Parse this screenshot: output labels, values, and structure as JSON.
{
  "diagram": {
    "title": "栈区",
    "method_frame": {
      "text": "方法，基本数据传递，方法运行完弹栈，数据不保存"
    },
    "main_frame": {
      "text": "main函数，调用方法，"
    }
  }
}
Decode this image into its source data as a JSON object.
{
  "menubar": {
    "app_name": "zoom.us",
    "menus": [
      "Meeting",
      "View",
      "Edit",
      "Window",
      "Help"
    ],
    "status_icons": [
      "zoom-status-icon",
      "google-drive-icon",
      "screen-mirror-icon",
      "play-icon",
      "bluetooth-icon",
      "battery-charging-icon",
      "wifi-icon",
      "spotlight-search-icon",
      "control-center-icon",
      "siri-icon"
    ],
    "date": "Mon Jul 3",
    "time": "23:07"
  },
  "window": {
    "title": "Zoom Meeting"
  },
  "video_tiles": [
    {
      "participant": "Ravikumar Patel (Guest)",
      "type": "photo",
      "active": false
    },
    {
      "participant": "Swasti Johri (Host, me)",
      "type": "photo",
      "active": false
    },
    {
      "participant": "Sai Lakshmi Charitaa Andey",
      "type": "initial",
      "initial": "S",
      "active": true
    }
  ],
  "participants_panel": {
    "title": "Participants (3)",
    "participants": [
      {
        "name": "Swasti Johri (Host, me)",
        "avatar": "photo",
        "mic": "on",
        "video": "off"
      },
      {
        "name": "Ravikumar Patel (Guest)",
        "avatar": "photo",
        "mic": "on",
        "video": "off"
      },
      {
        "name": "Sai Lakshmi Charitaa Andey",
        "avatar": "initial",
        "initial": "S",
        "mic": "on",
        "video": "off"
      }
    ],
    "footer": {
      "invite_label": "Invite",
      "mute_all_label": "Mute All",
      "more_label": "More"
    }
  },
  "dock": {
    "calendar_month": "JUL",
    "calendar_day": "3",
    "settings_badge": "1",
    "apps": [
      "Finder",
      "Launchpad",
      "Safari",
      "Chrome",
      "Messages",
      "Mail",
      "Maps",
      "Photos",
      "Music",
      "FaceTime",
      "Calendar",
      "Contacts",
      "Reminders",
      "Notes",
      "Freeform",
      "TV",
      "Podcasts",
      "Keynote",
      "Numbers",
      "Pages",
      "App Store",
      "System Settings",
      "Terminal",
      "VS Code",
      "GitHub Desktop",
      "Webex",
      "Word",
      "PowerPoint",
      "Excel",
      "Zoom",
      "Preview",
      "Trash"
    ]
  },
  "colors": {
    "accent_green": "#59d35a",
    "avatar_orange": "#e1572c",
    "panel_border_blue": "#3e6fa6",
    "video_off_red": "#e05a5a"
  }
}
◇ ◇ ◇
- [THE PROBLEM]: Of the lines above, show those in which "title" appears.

- [THE ANSWER]:
    "title": "栈区",
    "title": "Zoom Meeting"
    "title": "Participants (3)",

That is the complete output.